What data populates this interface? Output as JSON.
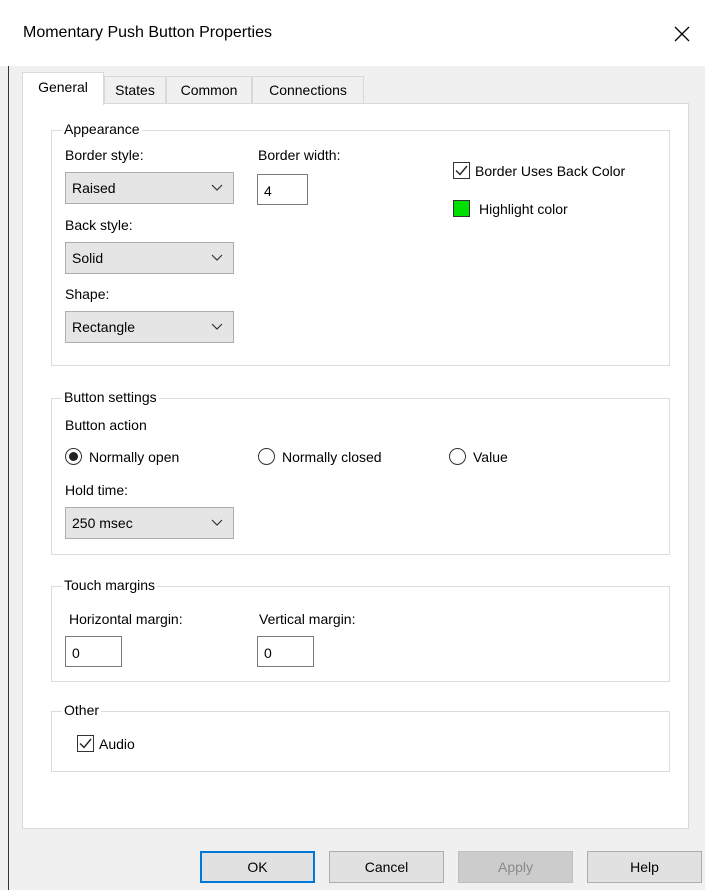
{
  "window": {
    "title": "Momentary Push Button Properties",
    "close_icon": "close-icon"
  },
  "tabs": [
    {
      "label": "General",
      "active": true
    },
    {
      "label": "States",
      "active": false
    },
    {
      "label": "Common",
      "active": false
    },
    {
      "label": "Connections",
      "active": false
    }
  ],
  "appearance": {
    "title": "Appearance",
    "border_style_label": "Border style:",
    "border_style_value": "Raised",
    "border_width_label": "Border width:",
    "border_width_value": "4",
    "border_uses_back_color_label": "Border Uses Back Color",
    "border_uses_back_color_checked": true,
    "highlight_color_label": "Highlight color",
    "highlight_color": "#00e000",
    "back_style_label": "Back style:",
    "back_style_value": "Solid",
    "shape_label": "Shape:",
    "shape_value": "Rectangle"
  },
  "button_settings": {
    "title": "Button settings",
    "action_label": "Button action",
    "options": [
      {
        "label": "Normally open",
        "selected": true
      },
      {
        "label": "Normally closed",
        "selected": false
      },
      {
        "label": "Value",
        "selected": false
      }
    ],
    "hold_time_label": "Hold time:",
    "hold_time_value": "250 msec"
  },
  "touch_margins": {
    "title": "Touch margins",
    "horizontal_label": "Horizontal margin:",
    "horizontal_value": "0",
    "vertical_label": "Vertical margin:",
    "vertical_value": "0"
  },
  "other": {
    "title": "Other",
    "audio_label": "Audio",
    "audio_checked": true
  },
  "buttons": {
    "ok": "OK",
    "cancel": "Cancel",
    "apply": "Apply",
    "help": "Help"
  },
  "colors": {
    "accent": "#0078d7",
    "dialog_bg": "#f0f0f0",
    "panel_bg": "#ffffff"
  }
}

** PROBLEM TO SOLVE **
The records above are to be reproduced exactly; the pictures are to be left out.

** RESPONSE AREA **
What data populates this interface? Output as JSON.
{
  "window": {
    "title": "Momentary Push Button Properties",
    "close_icon": "close-icon"
  },
  "tabs": [
    {
      "label": "General",
      "active": true
    },
    {
      "label": "States",
      "active": false
    },
    {
      "label": "Common",
      "active": false
    },
    {
      "label": "Connections",
      "active": false
    }
  ],
  "appearance": {
    "title": "Appearance",
    "border_style_label": "Border style:",
    "border_style_value": "Raised",
    "border_width_label": "Border width:",
    "border_width_value": "4",
    "border_uses_back_color_label": "Border Uses Back Color",
    "border_uses_back_color_checked": true,
    "highlight_color_label": "Highlight color",
    "highlight_color": "#00e000",
    "back_style_label": "Back style:",
    "back_style_value": "Solid",
    "shape_label": "Shape:",
    "shape_value": "Rectangle"
  },
  "button_settings": {
    "title": "Button settings",
    "action_label": "Button action",
    "options": [
      {
        "label": "Normally open",
        "selected": true
      },
      {
        "label": "Normally closed",
        "selected": false
      },
      {
        "label": "Value",
        "selected": false
      }
    ],
    "hold_time_label": "Hold time:",
    "hold_time_value": "250 msec"
  },
  "touch_margins": {
    "title": "Touch margins",
    "horizontal_label": "Horizontal margin:",
    "horizontal_value": "0",
    "vertical_label": "Vertical margin:",
    "vertical_value": "0"
  },
  "other": {
    "title": "Other",
    "audio_label": "Audio",
    "audio_checked": true
  },
  "buttons": {
    "ok": "OK",
    "cancel": "Cancel",
    "apply": "Apply",
    "help": "Help"
  },
  "colors": {
    "accent": "#0078d7",
    "dialog_bg": "#f0f0f0",
    "panel_bg": "#ffffff"
  }
}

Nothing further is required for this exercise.